Mamonov Dacha

Alexander Zelikov / TASS
This grand estate at Vorobyovy Gory had belonged to a number of owners, such as the Governor-General of Moscow Vasily Dolgorukov-Krymsky, the statesman and patron of the arts Nikolay Yusupov, and the nobleman Matvey Dmitriev-Mamonov, in whose honour it was finally called. The lands of the estate had always belonged either to the Tsar's family or to its confidants, and this history is visible in the exteriors of the Mamonov Dacha.

The building's contemporary look dates back to the 1820s, when it was owned by Yusupov. They say that architect Joseph Bové was responsible for the exteriors of estate buildings, but no solid proof of that has been found. The estate's last owner Matvey Dmitriev-Mamonov spent 30 years here under house arrest after he had refused to swear fealty to Nicholas I in 1825.

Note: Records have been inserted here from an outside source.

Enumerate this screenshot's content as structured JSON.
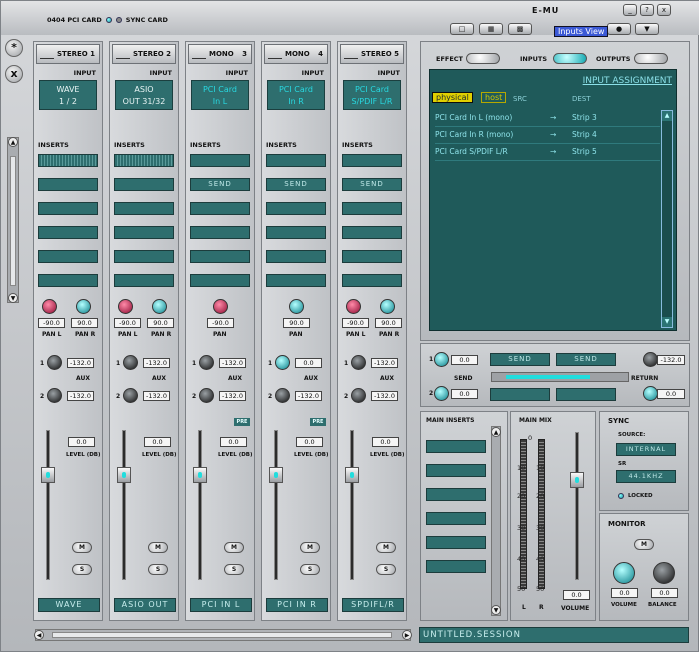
{
  "topbar": {
    "card1": "0404 PCI CARD",
    "card2": "SYNC CARD",
    "brand": "E-MU"
  },
  "window_buttons": [
    "_",
    "?",
    "x"
  ],
  "toolbar_icons": [
    "new-file-icon",
    "open-file-icon",
    "save-icon",
    "info-icon",
    "dropdown-icon"
  ],
  "side": {
    "star": "*",
    "close": "x"
  },
  "strips": [
    {
      "type": "STEREO",
      "num": "1",
      "input_label": "INPUT",
      "lcd1": "WAVE",
      "lcd2": "1 / 2",
      "lcd_style": "white",
      "inserts": "INSERTS",
      "pan_type": "stereo",
      "pan_l": "-90.0",
      "pan_r": "90.0",
      "panl_label": "PAN L",
      "panr_label": "PAN R",
      "aux_label": "AUX",
      "aux1": "-132.0",
      "aux2": "-132.0",
      "pre": "",
      "level": "0.0",
      "level_label": "LEVEL (DB)",
      "mute": "M",
      "solo": "S",
      "name": "WAVE"
    },
    {
      "type": "STEREO",
      "num": "2",
      "input_label": "INPUT",
      "lcd1": "ASIO",
      "lcd2": "OUT 31/32",
      "lcd_style": "white",
      "inserts": "INSERTS",
      "pan_type": "stereo",
      "pan_l": "-90.0",
      "pan_r": "90.0",
      "panl_label": "PAN L",
      "panr_label": "PAN R",
      "aux_label": "AUX",
      "aux1": "-132.0",
      "aux2": "-132.0",
      "pre": "",
      "level": "0.0",
      "level_label": "LEVEL (DB)",
      "mute": "M",
      "solo": "S",
      "name": "ASIO OUT"
    },
    {
      "type": "MONO",
      "num": "3",
      "input_label": "INPUT",
      "lcd1": "PCI Card",
      "lcd2": "In L",
      "lcd_style": "cyan",
      "inserts": "INSERTS",
      "pan_type": "mono",
      "pan": "-90.0",
      "pan_label": "PAN",
      "pan_color": "red",
      "aux_label": "AUX",
      "aux1": "-132.0",
      "aux2": "-132.0",
      "pre": "PRE",
      "send": "SEND",
      "level": "0.0",
      "level_label": "LEVEL (DB)",
      "mute": "M",
      "solo": "S",
      "name": "PCI IN L"
    },
    {
      "type": "MONO",
      "num": "4",
      "input_label": "INPUT",
      "lcd1": "PCI Card",
      "lcd2": "In R",
      "lcd_style": "cyan",
      "inserts": "INSERTS",
      "pan_type": "mono",
      "pan": "90.0",
      "pan_label": "PAN",
      "pan_color": "cyan",
      "aux_label": "AUX",
      "aux1": "0.0",
      "aux2": "-132.0",
      "pre": "PRE",
      "send": "SEND",
      "level": "0.0",
      "level_label": "LEVEL (DB)",
      "mute": "M",
      "solo": "S",
      "name": "PCI IN R"
    },
    {
      "type": "STEREO",
      "num": "5",
      "input_label": "INPUT",
      "lcd1": "PCI Card",
      "lcd2": "S/PDIF L/R",
      "lcd_style": "cyan",
      "inserts": "INSERTS",
      "pan_type": "stereo",
      "pan_l": "-90.0",
      "pan_r": "90.0",
      "panl_label": "PAN L",
      "panr_label": "PAN R",
      "aux_label": "AUX",
      "aux1": "-132.0",
      "aux2": "-132.0",
      "pre": "",
      "send": "SEND",
      "level": "0.0",
      "level_label": "LEVEL (DB)",
      "mute": "M",
      "solo": "S",
      "name": "SPDIFL/R"
    }
  ],
  "router": {
    "effect": "EFFECT",
    "inputs": "INPUTS",
    "outputs": "OUTPUTS",
    "tooltip": "Inputs View",
    "assignment_title": "INPUT ASSIGNMENT",
    "physical": "physical",
    "host": "host",
    "src": "SRC",
    "dest": "DEST",
    "rows": [
      {
        "src": "PCI Card In L (mono)",
        "arrow": "→",
        "dest": "Strip 3"
      },
      {
        "src": "PCI Card In R (mono)",
        "arrow": "→",
        "dest": "Strip 4"
      },
      {
        "src": "PCI Card S/PDIF L/R",
        "arrow": "→",
        "dest": "Strip 5"
      }
    ]
  },
  "sends": {
    "send_label": "SEND",
    "return_label": "RETURN",
    "send1": "0.0",
    "send2": "0.0",
    "ret1": "-132.0",
    "ret2": "0.0",
    "slot1": "SEND",
    "slot2": "SEND",
    "n1": "1",
    "n2": "2"
  },
  "main_inserts": {
    "title": "MAIN INSERTS"
  },
  "main_mix": {
    "title": "MAIN MIX",
    "scale": [
      "0",
      "10",
      "20",
      "30",
      "40",
      "50",
      "10",
      "20",
      "30",
      "40",
      "50"
    ],
    "volume": "0.0",
    "volume_label": "VOLUME",
    "l": "L",
    "r": "R"
  },
  "sync": {
    "title": "SYNC",
    "source_label": "SOURCE:",
    "source": "INTERNAL",
    "sr_label": "SR",
    "sr": "44.1KHZ",
    "locked": "LOCKED"
  },
  "monitor": {
    "title": "MONITOR",
    "mute": "M",
    "volume": "0.0",
    "balance": "0.0",
    "volume_label": "VOLUME",
    "balance_label": "BALANCE"
  },
  "session": "UNTITLED.SESSION"
}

In Soviet times, the estate had seen a lot of tenants, such as the Central Museum of Ethnography (adjacent park was used for exhibiting yourts and other dwellings of the many nations that made up the USSR), the Institute of Chemical Physics, and the Institute of Physics Problems. The scientists reside here to this day, and the only way to get inside the building is with a tour group. Details are available by phone from the management of the Gorky Park.